When someone attempts to control your decisions, actions or emotions. Manipulation is often hard to see, because it can be expressed in passive-aggressive or subtle ways. You can know you are being manipulated if someone tries to convince you to do things you wouldn’t otherwise feel comfortable doing, tries to influence your feelings, or ignores you until they get their way.
4. Isolation
When someone keeps you away from friends, family or other people. This behavior may start slowly with someone asking you to spend more one on one time with them but then escalates to demands that you don’t see certain people. This is one of the most prevalent signs I experienced in my own personal unhealthy relationship and my abuser was successful in tarnishing my relationships with all my close friends and even my family. Often, they will ask you to choose between them and your friends, insist that you spend all your time with them, or make you question your own judgement of friends and family. If you are experiencing isolation within your relationship, you may end up feeling like you’re dependent on your partner for love, money and acceptance. 
5. Sabotage
When someone purposely ruins your reputation, achievements, or success.

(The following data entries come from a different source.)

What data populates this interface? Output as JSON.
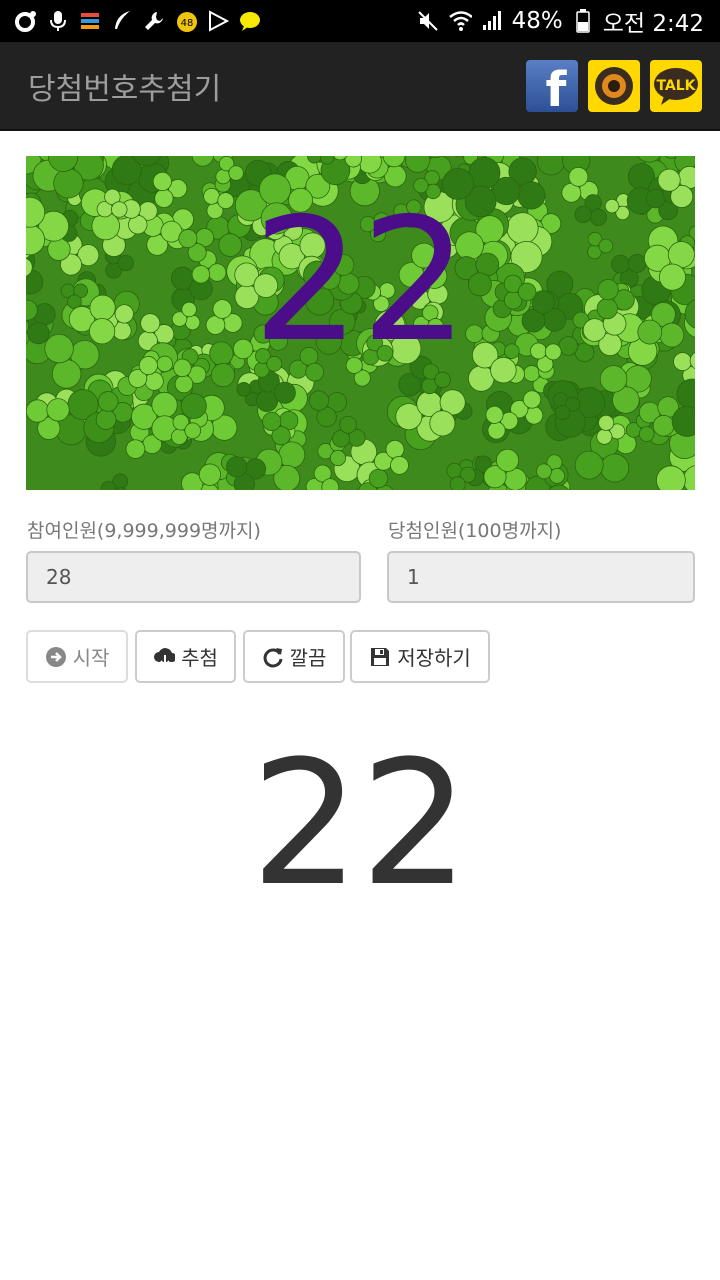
{
  "status_bar": {
    "battery": "48%",
    "time": "오전 2:42",
    "notification_badge": "48"
  },
  "app_bar": {
    "title": "당첨번호추첨기",
    "share": {
      "facebook_label": "f",
      "kakaotalk_label": "TALK"
    }
  },
  "banner": {
    "number": "22"
  },
  "form": {
    "participants_label": "참여인원(9,999,999명까지)",
    "participants_value": "28",
    "winners_label": "당첨인원(100명까지)",
    "winners_value": "1"
  },
  "buttons": {
    "start": "시작",
    "draw": "추첨",
    "clear": "깔끔",
    "save": "저장하기"
  },
  "result": {
    "number": "22"
  },
  "colors": {
    "app_bar_bg": "#222222",
    "banner_number": "#4b0d8a",
    "result_number": "#333333"
  }
}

Sabotage includes keeping you from doing things that are important to you. This includes behaviors such as talking behind your back, starting rumors, and threatening to share private information about you. 
6. Belittling
When someone does and says things to make you feel bad about yourself. This includes name-calling, making rude remarks about people you’re close with, or criticizing you. It’s also belittling when someone makes fun of you in a way that makes you feel bad, even if it is played off as a joke. We all love to joke around and be playful with our significant other, but just make sure no one’s self confidence is compromised. 
7. Guilting
When someone makes you feel responsible for their actions or makes you feel as if it is your job to keep them happy. They may blame you for things that are out of your control and make you feel bad for them. This also includes threatening to hurt themselves or others if you don’t do as they say or stay with them. This is also another sign that was extremely prevalent in my own personal relationship and can become dangerous if not identified. They may also pressure you to do something you aren’t comfortable with by claiming that it’s important to them or that it will hurt their feelings if you don’t comply.
8. Volatility
When someone has a really strong, unpredictable reaction that makes you feel scared, confused or intimidated. A volatile person makes you feel like you need to walk on eggshells around them or can have an extreme reaction to small things. (We all have experienced a friend like this before! Watch out for this!) Your relationship with them may feel like a rollercoaster that has extreme ups and downs. They overreact to small things, have major mood swings or lose control by getting violent, yelling or threatening you.
9. Deflecting Responsibility
When someone repeatedly makes excuses for their unhealthy behavior. They may blame you or others for their own actions. This often includes making excuses based on alcohol or drugs, or past experiences such as a cheating partner or divorced parents. Remember everyone is responsible for their own actions!
10. Betrayal 
When someone is disloyal or acts in an intentionally dishonest way. They may act like a different person around other people or share private information about you to others. It also includes lying, purposely leaving you out, being two-faced, or cheating on you. 
While no one is perfect, we can all continue to learn to love better by educating ourselves on the unhealthy signs and work towards shifting to healthier behaviors within all of our relationships whether they be romantic, platonic or within our family ties. It is also important to note that if you are ever in a dangerous situation, trust your gut and don’t be afraid to reach out for help. If we continue to work towards identifying red flags earlier on in our relationships, we can prevent relationship abuse and learn to love better together. 


Gina Mellish